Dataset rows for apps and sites

▼

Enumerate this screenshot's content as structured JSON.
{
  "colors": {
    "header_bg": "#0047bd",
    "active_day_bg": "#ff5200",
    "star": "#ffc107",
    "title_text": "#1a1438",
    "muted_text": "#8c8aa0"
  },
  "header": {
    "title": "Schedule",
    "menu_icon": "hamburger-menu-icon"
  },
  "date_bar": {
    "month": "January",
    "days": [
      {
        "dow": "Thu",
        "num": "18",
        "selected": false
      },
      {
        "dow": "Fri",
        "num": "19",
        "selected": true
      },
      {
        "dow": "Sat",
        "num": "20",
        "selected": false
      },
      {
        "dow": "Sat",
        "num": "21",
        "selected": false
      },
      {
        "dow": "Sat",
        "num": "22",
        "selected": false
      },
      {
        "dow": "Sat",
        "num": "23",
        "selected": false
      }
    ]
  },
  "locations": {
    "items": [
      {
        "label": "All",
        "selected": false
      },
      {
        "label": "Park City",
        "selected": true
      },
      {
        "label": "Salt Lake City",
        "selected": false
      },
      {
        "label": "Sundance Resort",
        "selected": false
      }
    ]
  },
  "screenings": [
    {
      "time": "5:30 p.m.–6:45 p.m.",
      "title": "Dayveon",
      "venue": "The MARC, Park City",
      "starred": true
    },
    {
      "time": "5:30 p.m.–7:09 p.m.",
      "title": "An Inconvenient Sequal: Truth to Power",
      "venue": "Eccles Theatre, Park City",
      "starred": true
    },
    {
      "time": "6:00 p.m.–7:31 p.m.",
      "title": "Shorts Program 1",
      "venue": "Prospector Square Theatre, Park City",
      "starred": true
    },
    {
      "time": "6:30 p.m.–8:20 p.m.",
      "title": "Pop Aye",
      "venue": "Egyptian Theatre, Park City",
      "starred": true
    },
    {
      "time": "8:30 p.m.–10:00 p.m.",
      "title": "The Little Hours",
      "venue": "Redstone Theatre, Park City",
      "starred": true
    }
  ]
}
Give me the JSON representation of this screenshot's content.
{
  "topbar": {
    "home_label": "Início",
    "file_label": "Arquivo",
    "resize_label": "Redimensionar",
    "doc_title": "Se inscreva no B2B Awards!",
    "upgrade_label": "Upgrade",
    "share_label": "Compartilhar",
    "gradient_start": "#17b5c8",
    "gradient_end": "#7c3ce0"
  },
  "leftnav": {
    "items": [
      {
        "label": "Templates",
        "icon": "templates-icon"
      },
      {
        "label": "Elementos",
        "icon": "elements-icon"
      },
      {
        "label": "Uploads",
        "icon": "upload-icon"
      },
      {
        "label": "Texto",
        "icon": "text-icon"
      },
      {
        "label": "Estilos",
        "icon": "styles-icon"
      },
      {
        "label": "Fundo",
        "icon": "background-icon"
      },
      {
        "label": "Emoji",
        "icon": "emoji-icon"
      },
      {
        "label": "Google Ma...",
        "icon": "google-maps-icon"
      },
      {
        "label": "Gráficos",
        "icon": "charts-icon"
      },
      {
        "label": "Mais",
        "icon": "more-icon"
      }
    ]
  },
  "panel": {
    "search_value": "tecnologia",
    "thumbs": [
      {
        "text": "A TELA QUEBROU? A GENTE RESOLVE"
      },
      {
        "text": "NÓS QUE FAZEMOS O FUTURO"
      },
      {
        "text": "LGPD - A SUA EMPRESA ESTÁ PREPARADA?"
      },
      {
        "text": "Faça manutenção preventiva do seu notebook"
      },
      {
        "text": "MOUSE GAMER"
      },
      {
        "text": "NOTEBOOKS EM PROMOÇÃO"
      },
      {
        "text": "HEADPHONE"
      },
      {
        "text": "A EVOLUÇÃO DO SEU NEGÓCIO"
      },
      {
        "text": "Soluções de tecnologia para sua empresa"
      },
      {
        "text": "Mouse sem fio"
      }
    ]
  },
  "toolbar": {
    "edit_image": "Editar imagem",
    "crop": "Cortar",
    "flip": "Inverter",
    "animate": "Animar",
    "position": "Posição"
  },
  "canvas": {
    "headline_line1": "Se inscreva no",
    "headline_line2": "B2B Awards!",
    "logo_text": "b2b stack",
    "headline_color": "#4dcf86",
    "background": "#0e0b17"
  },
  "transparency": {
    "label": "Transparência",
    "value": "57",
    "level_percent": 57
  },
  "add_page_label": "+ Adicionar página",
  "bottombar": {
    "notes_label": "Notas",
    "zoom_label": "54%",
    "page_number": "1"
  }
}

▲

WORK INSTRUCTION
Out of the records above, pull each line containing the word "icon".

SOLUTION
    "menu_icon": "hamburger-menu-icon"
        "icon": "templates-icon"
        "icon": "elements-icon"
        "icon": "upload-icon"
        "icon": "text-icon"
        "icon": "styles-icon"
        "icon": "background-icon"
        "icon": "emoji-icon"
        "icon": "google-maps-icon"
        "icon": "charts-icon"
        "icon": "more-icon"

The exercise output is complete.